### What to do
Every line that holds the word "JSON" needs to be copied from the data below.

[[ Records provided open ]]

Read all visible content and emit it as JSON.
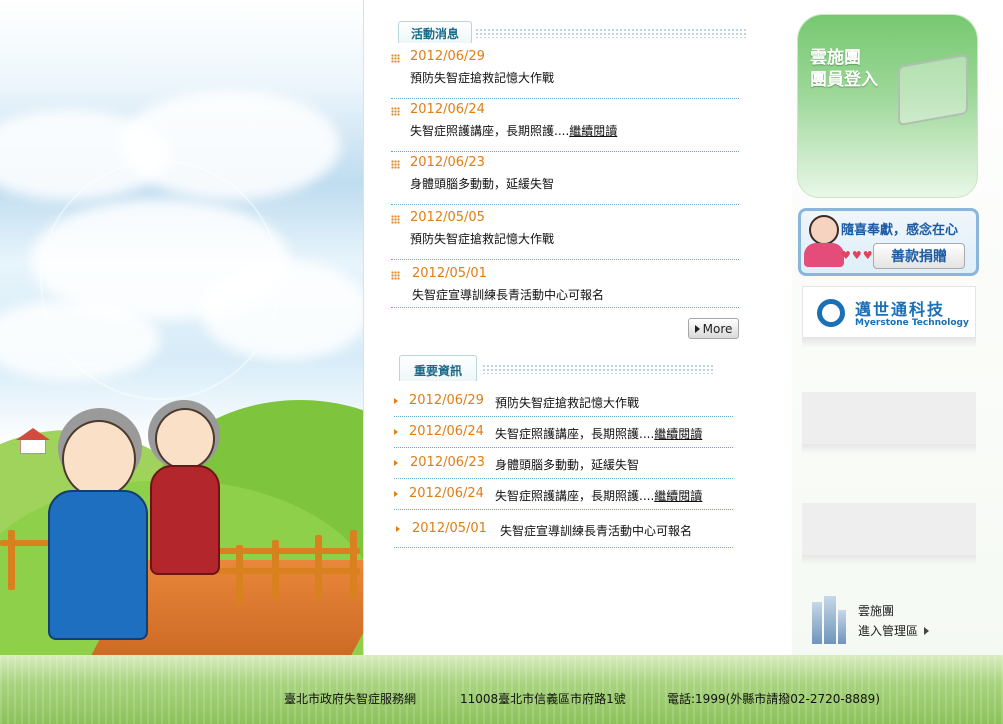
{
  "news": {
    "tab_label": "活動消息",
    "items": [
      {
        "date": "2012/06/29",
        "title": "預防失智症搶救記憶大作戰",
        "read_more": ""
      },
      {
        "date": "2012/06/24",
        "title": "失智症照護講座，長期照護....",
        "read_more": "繼續閱讀"
      },
      {
        "date": "2012/06/23",
        "title": "身體頭腦多動動，延緩失智",
        "read_more": ""
      },
      {
        "date": "2012/05/05",
        "title": "預防失智症搶救記憶大作戰",
        "read_more": ""
      },
      {
        "date": "2012/05/01",
        "title": "失智症宣導訓練長青活動中心可報名",
        "read_more": ""
      }
    ],
    "more_label": "More"
  },
  "info": {
    "tab_label": "重要資訊",
    "items": [
      {
        "date": "2012/06/29",
        "title": "預防失智症搶救記憶大作戰",
        "read_more": ""
      },
      {
        "date": "2012/06/24",
        "title": "失智症照護講座，長期照護....",
        "read_more": "繼續閱讀"
      },
      {
        "date": "2012/06/23",
        "title": "身體頭腦多動動，延緩失智",
        "read_more": ""
      },
      {
        "date": "2012/06/24",
        "title": "失智症照護講座，長期照護....",
        "read_more": "繼續閱讀"
      },
      {
        "date": "2012/05/01",
        "title": "失智症宣導訓練長青活動中心可報名",
        "read_more": ""
      }
    ]
  },
  "sidebar": {
    "login_line1": "雲施團",
    "login_line2": "團員登入",
    "donate_slogan": "隨喜奉獻，感念在心",
    "donate_button": "善款捐贈",
    "sponsor_name_zh": "邁世通科技",
    "sponsor_name_en": "Myerstone Technology",
    "admin_line1": "雲施團",
    "admin_line2": "進入管理區"
  },
  "footer": {
    "org": "臺北市政府失智症服務網",
    "address": "11008臺北市信義區市府路1號",
    "phone": "電話:1999(外縣市請撥02-2720-8889)"
  },
  "colors": {
    "date_orange": "#e07d14",
    "tab_teal": "#1a6a8a",
    "login_green": "#76c870",
    "brand_blue": "#1b6fb7"
  }
}
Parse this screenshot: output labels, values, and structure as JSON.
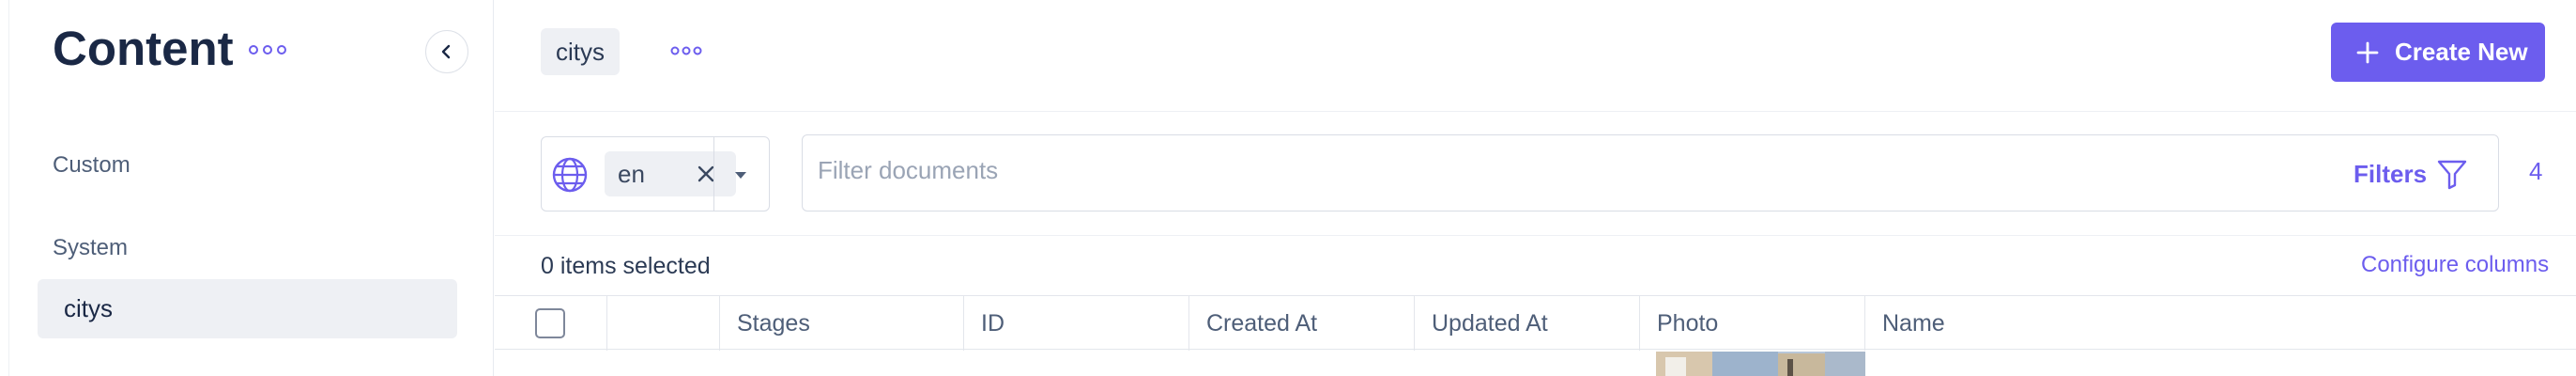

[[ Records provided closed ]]

### Solution to this task
Read all visible content and emit it as JSON.
Parse this screenshot: output labels, values, and structure as JSON.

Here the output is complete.